» **Your assignment**: Your answer must be every line of the data that holds the string "value".

» **Dataset rows for apps and sites**:
■ ■ ■
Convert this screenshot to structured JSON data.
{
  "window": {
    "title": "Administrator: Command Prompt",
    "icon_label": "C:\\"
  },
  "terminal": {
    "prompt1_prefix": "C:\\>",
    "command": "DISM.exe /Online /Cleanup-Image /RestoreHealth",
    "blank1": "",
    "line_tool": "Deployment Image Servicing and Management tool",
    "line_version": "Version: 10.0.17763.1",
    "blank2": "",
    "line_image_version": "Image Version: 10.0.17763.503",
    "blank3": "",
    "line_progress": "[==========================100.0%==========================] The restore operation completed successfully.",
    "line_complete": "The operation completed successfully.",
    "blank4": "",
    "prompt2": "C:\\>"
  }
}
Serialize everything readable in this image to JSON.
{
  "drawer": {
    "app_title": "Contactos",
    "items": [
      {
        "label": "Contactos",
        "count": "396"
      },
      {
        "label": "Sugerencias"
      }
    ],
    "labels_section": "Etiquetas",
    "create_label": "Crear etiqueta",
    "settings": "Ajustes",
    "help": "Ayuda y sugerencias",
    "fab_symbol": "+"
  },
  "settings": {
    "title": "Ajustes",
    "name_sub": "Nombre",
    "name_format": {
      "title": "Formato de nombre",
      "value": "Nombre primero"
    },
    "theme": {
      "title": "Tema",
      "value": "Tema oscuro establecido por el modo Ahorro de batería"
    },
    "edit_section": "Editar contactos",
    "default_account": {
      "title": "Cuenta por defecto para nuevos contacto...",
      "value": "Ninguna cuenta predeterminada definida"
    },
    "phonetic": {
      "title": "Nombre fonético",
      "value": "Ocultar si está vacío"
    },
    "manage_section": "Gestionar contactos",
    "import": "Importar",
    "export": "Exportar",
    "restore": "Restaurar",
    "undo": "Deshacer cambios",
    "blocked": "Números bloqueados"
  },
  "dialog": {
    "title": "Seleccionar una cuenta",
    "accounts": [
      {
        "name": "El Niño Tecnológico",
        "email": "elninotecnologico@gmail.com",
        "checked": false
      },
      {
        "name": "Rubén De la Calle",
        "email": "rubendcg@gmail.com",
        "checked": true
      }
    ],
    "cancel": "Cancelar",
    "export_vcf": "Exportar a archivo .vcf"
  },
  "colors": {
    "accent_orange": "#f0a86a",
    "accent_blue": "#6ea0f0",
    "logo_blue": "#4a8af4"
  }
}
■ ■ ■
» **Task result**:
      "value": "Nombre primero"
      "value": "Tema oscuro establecido por el modo Ahorro de batería"
      "value": "Ninguna cuenta predeterminada definida"
      "value": "Ocultar si está vacío"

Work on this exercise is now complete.